== Task item ==
Scan the lines below; pull out those with "JSON".

== Provided records ==
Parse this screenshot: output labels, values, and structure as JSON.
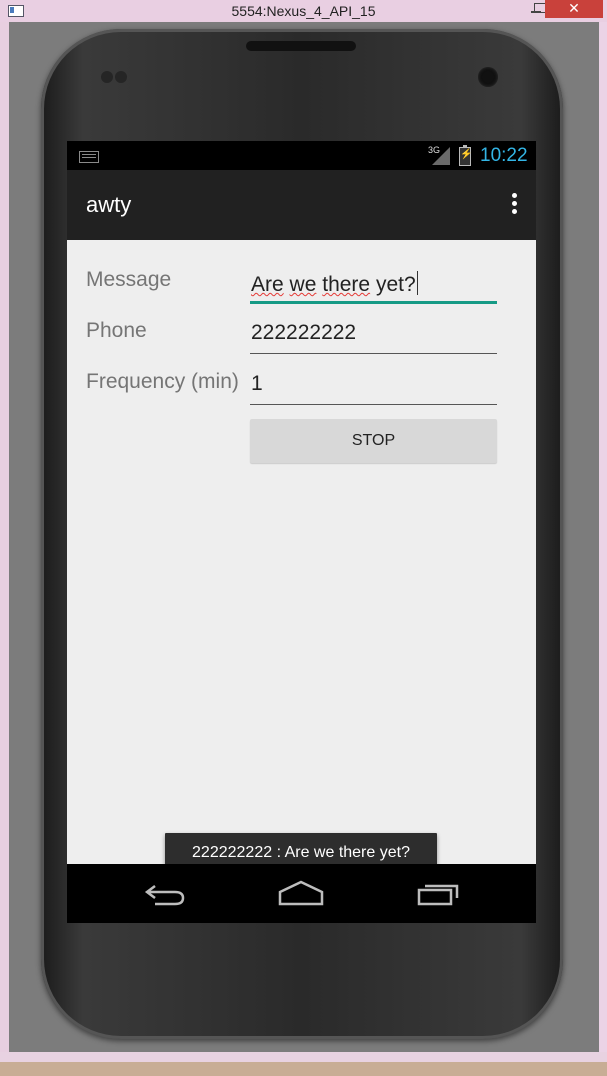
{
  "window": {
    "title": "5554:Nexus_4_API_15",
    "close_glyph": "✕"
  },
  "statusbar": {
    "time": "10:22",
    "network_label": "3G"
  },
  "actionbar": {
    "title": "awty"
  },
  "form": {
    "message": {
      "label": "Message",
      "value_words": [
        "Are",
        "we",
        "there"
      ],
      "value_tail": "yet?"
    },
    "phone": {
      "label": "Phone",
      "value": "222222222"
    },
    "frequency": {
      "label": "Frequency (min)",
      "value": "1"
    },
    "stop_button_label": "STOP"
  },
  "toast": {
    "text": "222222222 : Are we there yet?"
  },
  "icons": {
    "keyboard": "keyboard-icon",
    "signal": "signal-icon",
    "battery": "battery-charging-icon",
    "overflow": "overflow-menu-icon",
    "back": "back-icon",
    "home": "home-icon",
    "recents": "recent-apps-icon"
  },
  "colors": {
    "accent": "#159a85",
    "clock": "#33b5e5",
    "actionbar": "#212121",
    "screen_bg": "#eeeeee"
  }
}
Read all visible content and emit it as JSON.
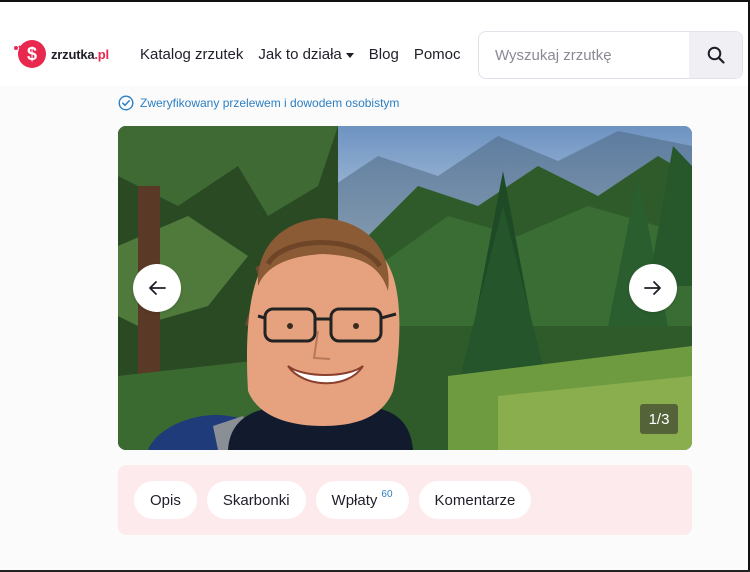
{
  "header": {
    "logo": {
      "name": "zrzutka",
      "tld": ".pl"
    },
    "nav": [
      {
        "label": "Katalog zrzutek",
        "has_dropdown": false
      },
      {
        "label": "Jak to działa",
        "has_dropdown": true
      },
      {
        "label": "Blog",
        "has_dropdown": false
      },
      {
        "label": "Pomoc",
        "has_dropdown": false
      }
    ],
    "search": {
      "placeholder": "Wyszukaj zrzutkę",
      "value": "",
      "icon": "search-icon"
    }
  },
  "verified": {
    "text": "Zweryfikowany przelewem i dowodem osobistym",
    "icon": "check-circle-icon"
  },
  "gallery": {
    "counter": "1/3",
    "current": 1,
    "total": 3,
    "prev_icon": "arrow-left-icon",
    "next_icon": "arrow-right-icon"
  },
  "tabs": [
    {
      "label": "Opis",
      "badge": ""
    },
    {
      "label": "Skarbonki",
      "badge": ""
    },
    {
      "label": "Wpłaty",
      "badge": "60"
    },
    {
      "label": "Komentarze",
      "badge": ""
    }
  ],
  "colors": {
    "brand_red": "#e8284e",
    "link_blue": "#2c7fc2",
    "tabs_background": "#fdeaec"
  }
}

== Reply to the exercise ==
Parse this screenshot: output labels, values, and structure as JSON.
Read all visible content and emit it as JSON.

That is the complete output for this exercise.